Stay strong, maintain a positive outlook, work hard, keep your friends and family close, and good things will come your way.
Tell us something that’s true that almost nobody agrees with you on.
Often less is more in medicine, especially when it comes to ordering labs, diagnostic imaging, or referrals. Most disease processes can be diagnosed by a primary care physician with a thorough patient history and physical examination, and if need be, specific and relevant lab blood work or diagnostic testing.
As an entrepreneur, what is the one thing you do over and over and recommend everyone else do?
I always recommend for any medical student or medical resident to check, double-check, and even triple-check their documentation of the patient encounter making sure the information contained in the patient note is correct therefore minimizing the chance for any mistakes or omissions which could potentially lead to issues down the road such as litigation due to poor documentation.

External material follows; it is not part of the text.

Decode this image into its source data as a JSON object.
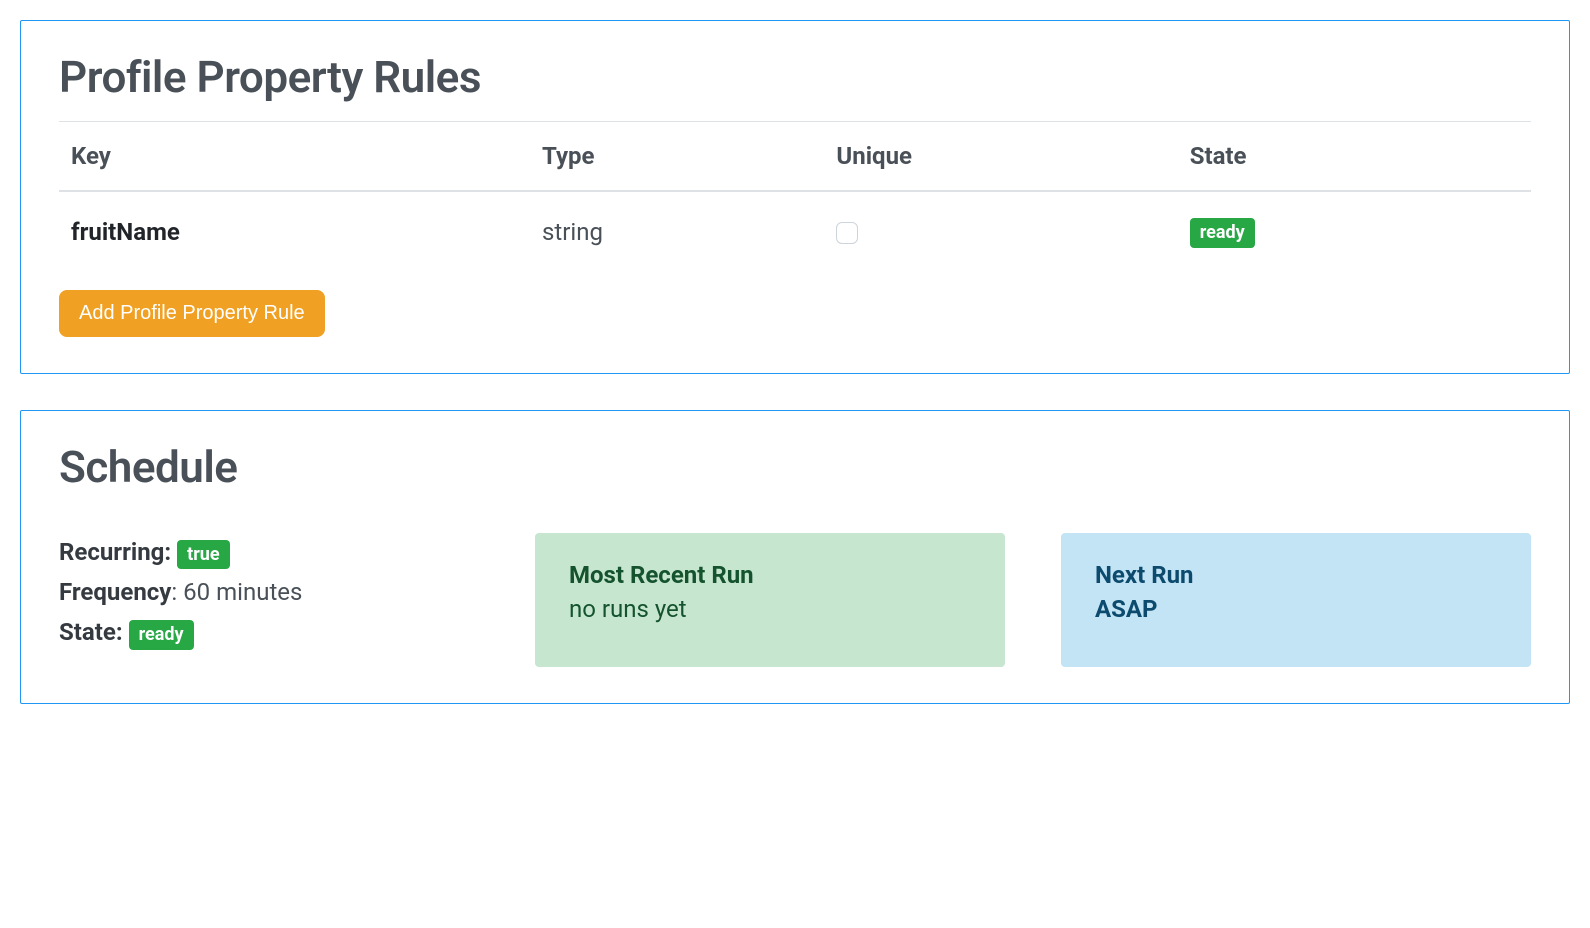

What is one strategy that has helped you grow your business?
In order to have a successful primary care clinic, it is important to have physicians with expansive medical knowledge and excellent bed-side manner, competent nurses and medical assistants, friendly front desk personnel, and a medical staff that informs patients promptly of their lab results, referral appointment dates, and upcoming follow-up visits. Responding to patient requests or questions in a timely manner is also crucial. Providing resources on site such as a health coach, a behavioral therapist, and a diabetic educator, allows for better care and improved patient outcomes. Having such a clinic improves patient satisfaction and care, allowing it to thrive and grow.

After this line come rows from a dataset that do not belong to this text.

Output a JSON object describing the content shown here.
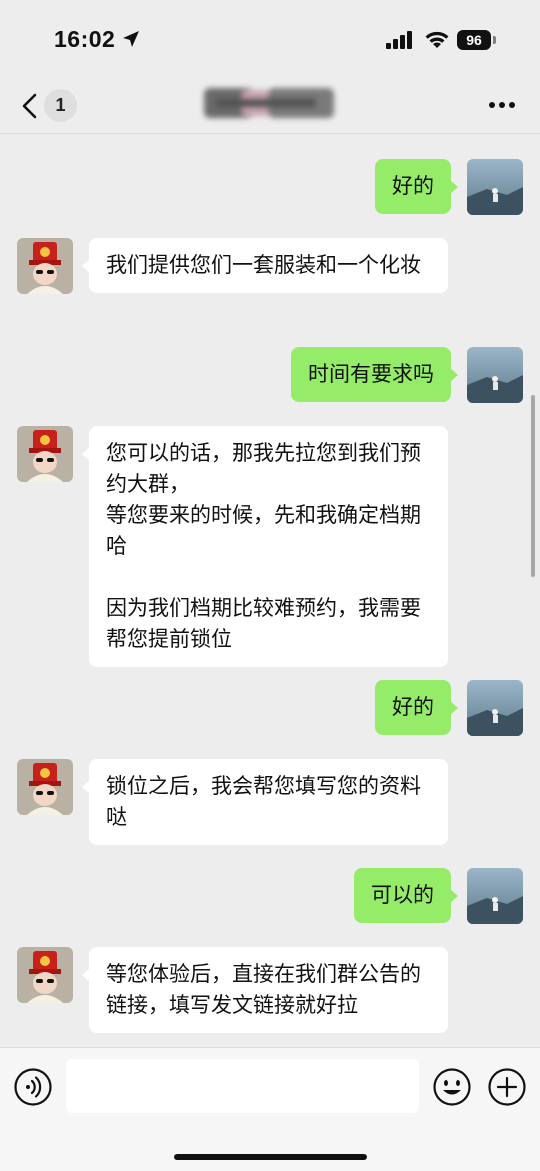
{
  "status_bar": {
    "time": "16:02",
    "battery": "96"
  },
  "nav": {
    "unread_count": "1"
  },
  "messages": [
    {
      "from": "me",
      "text": "好的"
    },
    {
      "from": "them",
      "text": "我们提供您们一套服装和一个化妆"
    },
    {
      "from": "me",
      "text": "时间有要求吗"
    },
    {
      "from": "them",
      "text": "您可以的话，那我先拉您到我们预约大群，\n等您要来的时候，先和我确定档期哈\n\n因为我们档期比较难预约，我需要帮您提前锁位"
    },
    {
      "from": "me",
      "text": "好的"
    },
    {
      "from": "them",
      "text": "锁位之后，我会帮您填写您的资料哒"
    },
    {
      "from": "me",
      "text": "可以的"
    },
    {
      "from": "them",
      "text": "等您体验后，直接在我们群公告的链接，填写发文链接就好拉"
    }
  ],
  "input": {
    "value": ""
  },
  "icons": {
    "back": "chevron-left-icon",
    "more": "more-dots-icon",
    "voice": "voice-icon",
    "emoji": "emoji-icon",
    "plus": "plus-icon"
  },
  "colors": {
    "my_bubble": "#95ec69",
    "their_bubble": "#ffffff",
    "background": "#ededed"
  }
}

What is one failure you had as an entrepreneur, and how did you overcome it?
There are times that a physician will experience a “failure” to treat a patient; this can be due to patient non-compliance, failure of the patient to return to clinic for a follow up, adverse effects due to the prescribed treatment, or recalcitrant disease. This can be mitigated by making sure there is appropriate discussion with the patient about the importance of compliance with treatment and possible side effects, making sure that medical staff contact the patient to schedule timely follow-up visits, and promoting a collaborative approach to health care between the medical staff, specialists, the patient, and their family.
What is one business idea that you’re willing to give away to our readers?
Opening up a clinic that has primary care, multiple specialists, support medical services (health coaches, behavioral therapists, diabetic educators, physical therapists), and a pharmacy all in one building. In other words, a clinic that is a “one-stop shop”, a true patient centered medical home.
What is the best $100 you recently spent? What and why?
The best 100$ dollars I have spent recently was on joining a local gym that has great facilities, including a short course Olympic pool; the gym is now a place I spend many of my evenings, staying active to promote a healthy lifestyle.
What is one piece of software or a web service that helps you be productive?
New emerging electronic medical record software continues to improve, automating many functions that used to have to be done the medical staff or physicians. Less effort spent on time consuming paperwork allots more time spent with the patient and improving patient care.
What is the one book that you recommend our community should read and why?
Mary Shelley’s Frankenstein, the book is an easy read and even though it was written in the 19th century, I find that it is still relevant today and it addresses many fundamental human questions and explores human emotion. Another good book I recommend, especially for medical students or residents, is House of God by Samuel Shem.
What is your favorite quote?
“Two roads diverged in a wood, and I—I took the one less traveled by, and that has made all the difference.”– Robert Frost
1. Stay strong and maintain a positive outlook.
2. Pay attention to detail and stay well organized.
3. As a physician, always ensure the highest quality of care.